Girardi was a member of the 1996 Yankees World Series championship team, a club that got into a 0-2 hole in the Fall Classic against the favored Braves, before winning four in a row to win the title.
"I think when you look at that team, there were a lot of young players that played important roles — mostly Mariano (Rivera) and Derek (Jeter). Our bullpen was really, really good back then," said Girardi. "The message then was, 'Go win one game, and let's see where we're at.' That's the same message (now)."
To that extent, Girardi said he would "stick with" the same lineup he's put on the field, and that for the designated hitter, the Yankee skipper will not look beyond the three players he's used in that spot — Chase Headley, Jacoby Ellsbury and Matt Holliday. For the entire 2017 postseason, the three are a combined 0-for-27 with 10 strikeouts.
"We have struck out during the course of the season, too. That's part of who we are right now," said Girardi. "We walk, we're patient, and we hit home runs and we strike out. We're going to strike out some. I like the patience. I like the grittiness of our hitters. I like how they grind out at-bats.
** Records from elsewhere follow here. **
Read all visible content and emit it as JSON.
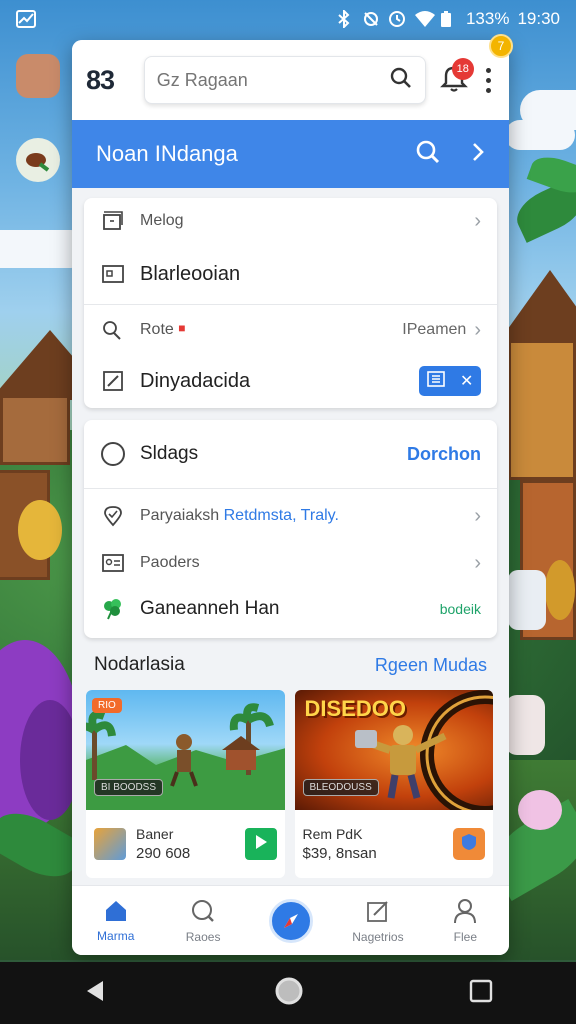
{
  "status_bar": {
    "battery_text": "133%",
    "time": "19:30"
  },
  "colors": {
    "accent_blue": "#3f86e8",
    "link_blue": "#2f7ae5",
    "green": "#1fa36a",
    "badge_red": "#e53935"
  },
  "topbar": {
    "logo_text": "83",
    "search_placeholder": "Gz Ragaan",
    "notification_count": "18",
    "corner_badge": "7"
  },
  "header": {
    "title": "Noan INdanga"
  },
  "section1": {
    "rows": [
      {
        "label": "Melog",
        "icon": "frame-icon"
      },
      {
        "label": "Blarleooian",
        "icon": "window-icon"
      },
      {
        "label": "Rote",
        "icon": "search-person-icon",
        "right_text": "IPeamen"
      },
      {
        "label": "Dinyadacida",
        "icon": "edit-icon"
      }
    ]
  },
  "section2": {
    "rows": [
      {
        "label": "Sldags",
        "icon": "circle-icon",
        "action": "Dorchon"
      },
      {
        "label": "Paryaiaksh",
        "icon": "location-icon",
        "highlight": "Retdmsta, Traly."
      },
      {
        "label": "Paoders",
        "icon": "id-card-icon"
      },
      {
        "label": "Ganeanneh Han",
        "icon": "clover-icon",
        "action": "bodeik"
      }
    ]
  },
  "featured": {
    "title": "Nodarlasia",
    "link": "Rgeen Mudas",
    "games": [
      {
        "badge": "RIO",
        "tag": "BI BOODSS",
        "name": "Baner",
        "price": "290 608"
      },
      {
        "headline": "DISEDOO",
        "tag": "BLEODOUSS",
        "name": "Rem PdK",
        "price": "$39, 8nsan"
      }
    ]
  },
  "bottom_nav": [
    {
      "label": "Marma",
      "icon": "home-icon"
    },
    {
      "label": "Raoes",
      "icon": "search-icon"
    },
    {
      "label": "",
      "icon": "compass-icon"
    },
    {
      "label": "Nagetrios",
      "icon": "edit-square-icon"
    },
    {
      "label": "Flee",
      "icon": "person-icon"
    }
  ]
}
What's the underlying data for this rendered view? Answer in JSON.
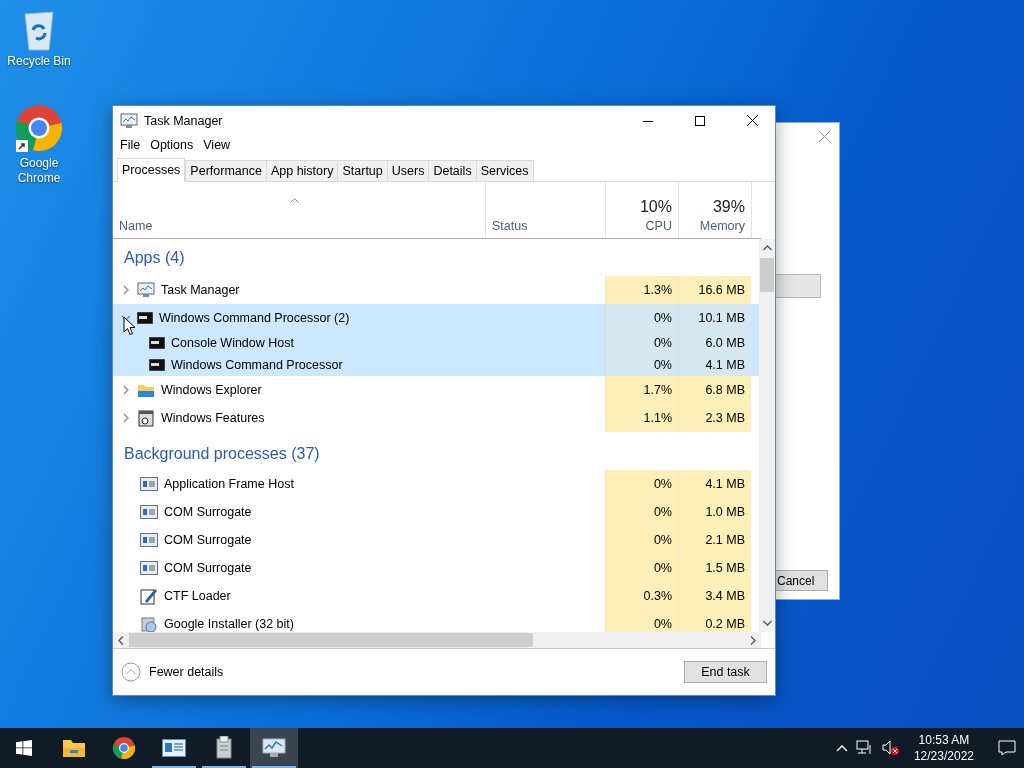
{
  "desktop_icons": [
    {
      "label": "Recycle Bin",
      "kind": "recycle"
    },
    {
      "label": "Google Chrome",
      "kind": "chrome"
    }
  ],
  "back_dialog": {
    "button": "Cancel"
  },
  "window": {
    "title": "Task Manager"
  },
  "menu": [
    "File",
    "Options",
    "View"
  ],
  "tabs": [
    {
      "label": "Processes",
      "selected": true
    },
    {
      "label": "Performance",
      "selected": false
    },
    {
      "label": "App history",
      "selected": false
    },
    {
      "label": "Startup",
      "selected": false
    },
    {
      "label": "Users",
      "selected": false
    },
    {
      "label": "Details",
      "selected": false
    },
    {
      "label": "Services",
      "selected": false
    }
  ],
  "columns": {
    "name": "Name",
    "status": "Status",
    "cpu": {
      "total": "10%",
      "label": "CPU"
    },
    "memory": {
      "total": "39%",
      "label": "Memory"
    }
  },
  "sections": [
    {
      "title": "Apps (4)",
      "rows": [
        {
          "name": "Task Manager",
          "kind": "taskmgr",
          "expanded": false,
          "selected": false,
          "cpu": "1.3%",
          "memory": "16.6 MB"
        },
        {
          "name": "Windows Command Processor (2)",
          "kind": "cmd",
          "expanded": true,
          "selected": true,
          "cpu": "0%",
          "memory": "10.1 MB",
          "children": [
            {
              "name": "Console Window Host",
              "kind": "cmd",
              "selected": true,
              "cpu": "0%",
              "memory": "6.0 MB"
            },
            {
              "name": "Windows Command Processor",
              "kind": "cmd",
              "selected": true,
              "cpu": "0%",
              "memory": "4.1 MB"
            }
          ]
        },
        {
          "name": "Windows Explorer",
          "kind": "explorer",
          "expanded": false,
          "selected": false,
          "cpu": "1.7%",
          "memory": "6.8 MB"
        },
        {
          "name": "Windows Features",
          "kind": "features",
          "expanded": false,
          "selected": false,
          "cpu": "1.1%",
          "memory": "2.3 MB"
        }
      ]
    },
    {
      "title": "Background processes (37)",
      "rows": [
        {
          "name": "Application Frame Host",
          "kind": "service",
          "selected": false,
          "cpu": "0%",
          "memory": "4.1 MB"
        },
        {
          "name": "COM Surrogate",
          "kind": "service",
          "selected": false,
          "cpu": "0%",
          "memory": "1.0 MB"
        },
        {
          "name": "COM Surrogate",
          "kind": "service",
          "selected": false,
          "cpu": "0%",
          "memory": "2.1 MB"
        },
        {
          "name": "COM Surrogate",
          "kind": "service",
          "selected": false,
          "cpu": "0%",
          "memory": "1.5 MB"
        },
        {
          "name": "CTF Loader",
          "kind": "ctf",
          "selected": false,
          "cpu": "0.3%",
          "memory": "3.4 MB"
        },
        {
          "name": "Google Installer (32 bit)",
          "kind": "installer",
          "selected": false,
          "cpu": "0%",
          "memory": "0.2 MB"
        }
      ]
    }
  ],
  "footer": {
    "toggle": "Fewer details",
    "button": "End task"
  },
  "taskbar": {
    "items": [
      {
        "kind": "start",
        "running": false,
        "active": false
      },
      {
        "kind": "explorer",
        "running": false,
        "active": false
      },
      {
        "kind": "chrome",
        "running": false,
        "active": false
      },
      {
        "kind": "card",
        "running": true,
        "active": false
      },
      {
        "kind": "installer",
        "running": true,
        "active": false
      },
      {
        "kind": "taskmgr",
        "running": true,
        "active": true
      }
    ],
    "clock": {
      "time": "10:53 AM",
      "date": "12/23/2022"
    }
  }
}
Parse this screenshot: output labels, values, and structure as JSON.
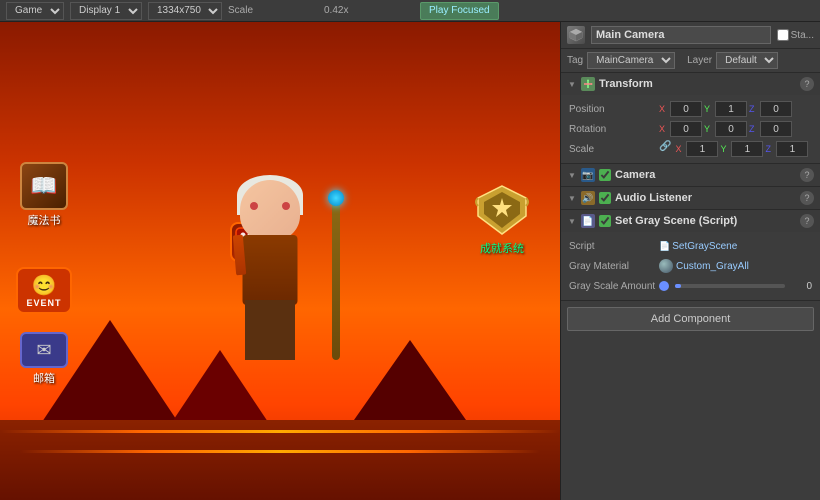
{
  "toolbar": {
    "game_label": "Game",
    "display_label": "Display 1",
    "resolution": "1334x750",
    "scale_label": "Scale",
    "scale_value": "0.42x",
    "play_focused": "Play Focused"
  },
  "viewport": {
    "magic_book_label": "魔法书",
    "achievement_label": "成就系统",
    "event_label": "EVENT",
    "mail_label": "邮箱"
  },
  "inspector": {
    "title": "Main Camera",
    "static_label": "Sta...",
    "tag_label": "Tag",
    "tag_value": "MainCamera",
    "layer_label": "Layer",
    "layer_value": "Default",
    "transform": {
      "name": "Transform",
      "position_label": "Position",
      "pos_x": "0",
      "pos_y": "1",
      "pos_z": "",
      "rotation_label": "Rotation",
      "rot_x": "0",
      "rot_y": "0",
      "rot_z": "",
      "scale_label": "Scale",
      "sc_x": "1",
      "sc_y": "1",
      "sc_z": ""
    },
    "camera": {
      "name": "Camera"
    },
    "audio_listener": {
      "name": "Audio Listener"
    },
    "gray_script": {
      "name": "Set Gray Scene (Script)",
      "script_label": "Script",
      "script_value": "SetGrayScene",
      "material_label": "Gray Material",
      "material_value": "Custom_GrayAll",
      "slider_label": "Gray Scale Amount",
      "slider_value": "0"
    },
    "add_component_label": "Add Component"
  },
  "icons": {
    "cube": "⬛",
    "arrow_down": "▼",
    "arrow_right": "▶",
    "help": "?",
    "link": "🔗",
    "camera": "📷",
    "audio": "🔊",
    "script": "📄",
    "check": "✓",
    "lock": "🔒",
    "mail": "✉",
    "book": "📖",
    "dice": "🎲"
  },
  "colors": {
    "accent": "#4a9eff",
    "green": "#4caf50",
    "orange": "#ff8c00",
    "script_color": "#9cf"
  }
}
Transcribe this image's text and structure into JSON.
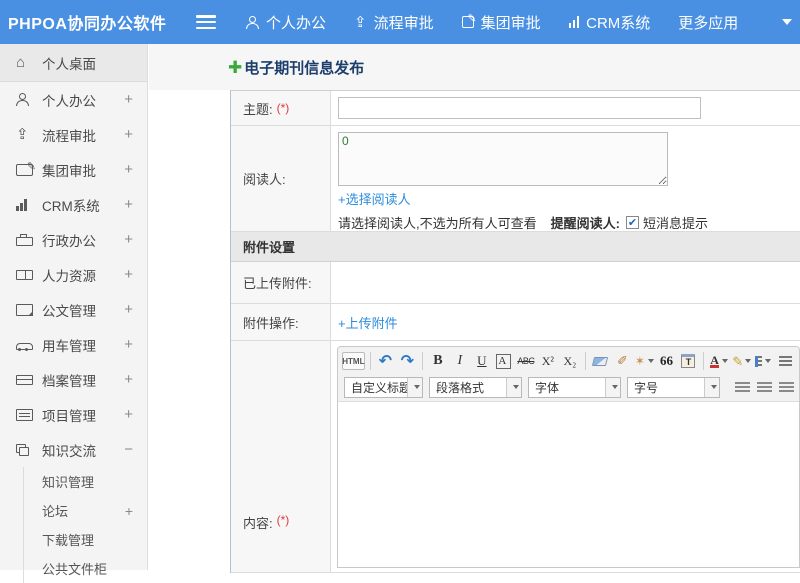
{
  "app": {
    "title": "PHPOA协同办公软件"
  },
  "header": {
    "nav": [
      {
        "label": "个人办公",
        "icon": "person-icon"
      },
      {
        "label": "流程审批",
        "icon": "flow-icon"
      },
      {
        "label": "集团审批",
        "icon": "edit-icon"
      },
      {
        "label": "CRM系统",
        "icon": "chart-icon"
      },
      {
        "label": "更多应用",
        "icon": "caret-down-icon"
      }
    ]
  },
  "sidebar": {
    "items": [
      {
        "label": "个人桌面",
        "expand": "",
        "icon": "home-icon",
        "active": true
      },
      {
        "label": "个人办公",
        "expand": "+",
        "icon": "person-icon"
      },
      {
        "label": "流程审批",
        "expand": "+",
        "icon": "flow-icon"
      },
      {
        "label": "集团审批",
        "expand": "+",
        "icon": "edit-icon"
      },
      {
        "label": "CRM系统",
        "expand": "+",
        "icon": "chart-icon"
      },
      {
        "label": "行政办公",
        "expand": "+",
        "icon": "briefcase-icon"
      },
      {
        "label": "人力资源",
        "expand": "+",
        "icon": "book-icon"
      },
      {
        "label": "公文管理",
        "expand": "+",
        "icon": "document-icon"
      },
      {
        "label": "用车管理",
        "expand": "+",
        "icon": "car-icon"
      },
      {
        "label": "档案管理",
        "expand": "+",
        "icon": "archive-icon"
      },
      {
        "label": "项目管理",
        "expand": "+",
        "icon": "project-icon"
      },
      {
        "label": "知识交流",
        "expand": "−",
        "icon": "chat-icon"
      }
    ],
    "subitems": [
      {
        "label": "知识管理",
        "expand": ""
      },
      {
        "label": "论坛",
        "expand": "+"
      },
      {
        "label": "下载管理",
        "expand": ""
      },
      {
        "label": "公共文件柜",
        "expand": ""
      }
    ]
  },
  "page": {
    "title": "电子期刊信息发布"
  },
  "form": {
    "subject_label": "主题:",
    "required_mark": "(*)",
    "readers_label": "阅读人:",
    "readers_count": "0",
    "select_readers_link": "+选择阅读人",
    "readers_note": "请选择阅读人,不选为所有人可查看",
    "remind_label": "提醒阅读人:",
    "checkbox_mark": "✔",
    "sms_label": "短消息提示",
    "attach_section": "附件设置",
    "uploaded_label": "已上传附件:",
    "attach_op_label": "附件操作:",
    "upload_link": "+上传附件",
    "content_label": "内容:"
  },
  "editor": {
    "html_btn": "HTML",
    "undo": "↶",
    "redo": "↷",
    "bold": "B",
    "italic": "I",
    "underline": "U",
    "box_a": "A",
    "strike": "ABC",
    "superscript": "X²",
    "subscript": "X₂",
    "brush": "✐",
    "wand": "✶",
    "quote": "66",
    "paste_t": "T",
    "color_a": "A",
    "marker": "✐",
    "link_glyph": "∞",
    "unlink_glyph": "∅",
    "selects": [
      {
        "label": "自定义标题"
      },
      {
        "label": "段落格式"
      },
      {
        "label": "字体"
      },
      {
        "label": "字号"
      }
    ]
  },
  "colors": {
    "header_bg": "#4a90e2",
    "link": "#2d8cdb",
    "required_red": "#e03b3b",
    "plus_green": "#3aa93a",
    "reader_count_green": "#2e7d32"
  }
}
We'll figure it out."
Unlike Houston's ability to win games playing small ball, Girardi agreed that the Yankees are primarily a power-hitting club. One that may rely too much on putting baseballs over the fence.
"I think we're capable of running. We have certain guys that can run on our team. We have guys that can go first to third. We just haven't got a lot of hits. Small ball really hasn't presented itself for us, because we haven't had a lot of baserunners," said Girardi. "But I look on the other side, (the Astros) haven't either. They just had maybe a couple more hits in key situations than we've had."
Yes, and Houston has capitalized on those situations and is now two victories away from advancing to its second World Series in franchise history (the first was 2005).